The company man vs. the climber
Frank Keller (who plays J. Pierrepont Finch), says this musical is a great comedy-filled night out for anyone who’s ever worked in an office. Frank says, “It’s fun and upbeat and fast-paced and I’ve always thought the humour was smart humour… Finch starts off as just a regular Joe working a boring 9 – 5 job that he wants to get out of and then he stumbles upon the book as a way to get out of that and becomes something much more without really having to do a lot of work. I think that’s what everyone wants.”
“The difference between the ‘company man’ and how Finch does everything is that the company man has to be there for x number of years before he can possibly hope to do something.
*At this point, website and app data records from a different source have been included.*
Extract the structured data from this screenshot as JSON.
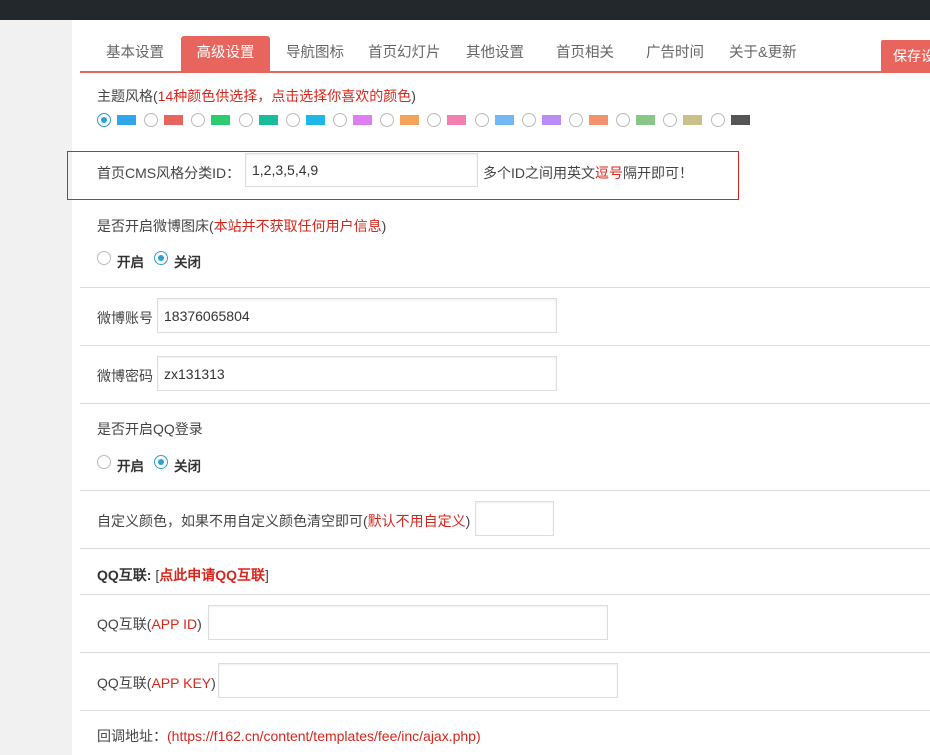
{
  "tabs": [
    {
      "label": "基本设置",
      "active": false
    },
    {
      "label": "高级设置",
      "active": true
    },
    {
      "label": "导航图标",
      "active": false
    },
    {
      "label": "首页幻灯片",
      "active": false
    },
    {
      "label": "其他设置",
      "active": false
    },
    {
      "label": "首页相关",
      "active": false
    },
    {
      "label": "广告时间",
      "active": false
    },
    {
      "label": "关于&更新",
      "active": false
    }
  ],
  "save_label": "保存设",
  "theme": {
    "label": "主题风格(",
    "hint": "14种颜色供选择，点击选择你喜欢的颜色",
    "close": ")",
    "colors": [
      "#2fa7e8",
      "#e8655e",
      "#2ecc71",
      "#1abc9c",
      "#1fb6e8",
      "#dd7ff2",
      "#f5a25d",
      "#f27fb0",
      "#72b8f2",
      "#b98cf5",
      "#f2926f",
      "#88c68a",
      "#c9c08a",
      "#555555"
    ],
    "selected_index": 0
  },
  "cms": {
    "label": "首页CMS风格分类ID：",
    "value": "1,2,3,5,4,9",
    "note_pre": "多个ID之间用英文",
    "note_red": "逗号",
    "note_post": "隔开即可！"
  },
  "weibo_bed": {
    "label": "是否开启微博图床(",
    "hint": "本站并不获取任何用户信息",
    "close": ")",
    "on_label": "开启",
    "off_label": "关闭",
    "selected": "off"
  },
  "weibo_account": {
    "label": "微博账号",
    "value": "18376065804"
  },
  "weibo_password": {
    "label": "微博密码",
    "value": "zx131313"
  },
  "qq_login": {
    "label": "是否开启QQ登录",
    "on_label": "开启",
    "off_label": "关闭",
    "selected": "off"
  },
  "custom_color": {
    "label": "自定义颜色，如果不用自定义颜色清空即可(",
    "hint": "默认不用自定义",
    "close": ")",
    "value": ""
  },
  "qq_connect": {
    "title": "QQ互联:",
    "bracket_open": "[",
    "link": "点此申请QQ互联",
    "bracket_close": "]"
  },
  "qq_app_id": {
    "label_pre": "QQ互联(",
    "label_red": "APP ID",
    "label_post": ")",
    "value": ""
  },
  "qq_app_key": {
    "label_pre": "QQ互联(",
    "label_red": "APP KEY",
    "label_post": ")",
    "value": ""
  },
  "callback": {
    "label": "回调地址：",
    "url": "(https://f162.cn/content/templates/fee/inc/ajax.php)"
  }
}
There’s a person who’s been in the mailroom for most of his life and Finch comes in and is there for maybe a matter of weeks before getting his first promotion out of the mailroom, and then he gets to be high up in the company and it takes no time at all. The fact that he can do that is amazing because he cheats in the nicest way possible, without stepping on anyone.”
Adam says the writing of How to Succeed in Business Without Really Trying leans towards the style of musical theatre where the emotions of the characters lift the play out of dialogue and into song and dance. “The music is extremely accessible but dramatically furthers the story… There’s a lot of music in this show, from big, upbeat songs to small, intimate songs. The solos are incredibly personal – they’re extremely personal moments for the characters that are almost designed for that character to express something either about whoever else is on stage or about themselves to the audience.”
Although it’s difficult for Adam and Frank to identify their favourite songs of the show – there are so many! – both agree that it’s the intimate soliloquies that end up on the top of their lists.
“Brotherhood of Man”
Frank says, “this was one of the first songs I was introduced to in the show – it’s one of the last songs in the show and it’s the hook.”
Adam adds, “It’s got 85% of the cast in it – all of the men and one of the women. It’s this riotous, jubilant number that starts at a very specific, cover-your-butt kind of place and turns into as close to a frat party as you can get on stage without drinking. It’s a giant free-for-all. There are lifts, wailing overtones across the top, take-to-church moments – it’s a giant number. It happens so late in the show and you don’t know what’s going to happen until this number finishes, which I think is a really good tell of strong writing. We get where we’re going, but we have no idea where the final destination is until after that song.”
“I Believe in You”
Adam says, “I didn’t know what to do with it at first because it’s a whole group of people pitted against one. It’s not quite “The Rumble” at the gym in West Side Story – it’s not that flashy – but musically it’s written to be very opposing. What’s going on for Finch is different from what’s going on from everybody else.”
For Frank, the connection to “I Believe in You” is more personal – relating to his experiences as an actor. “You have to go into every audition or rehearsal believing that you can do this and you’re wonderful, but you have to get there.”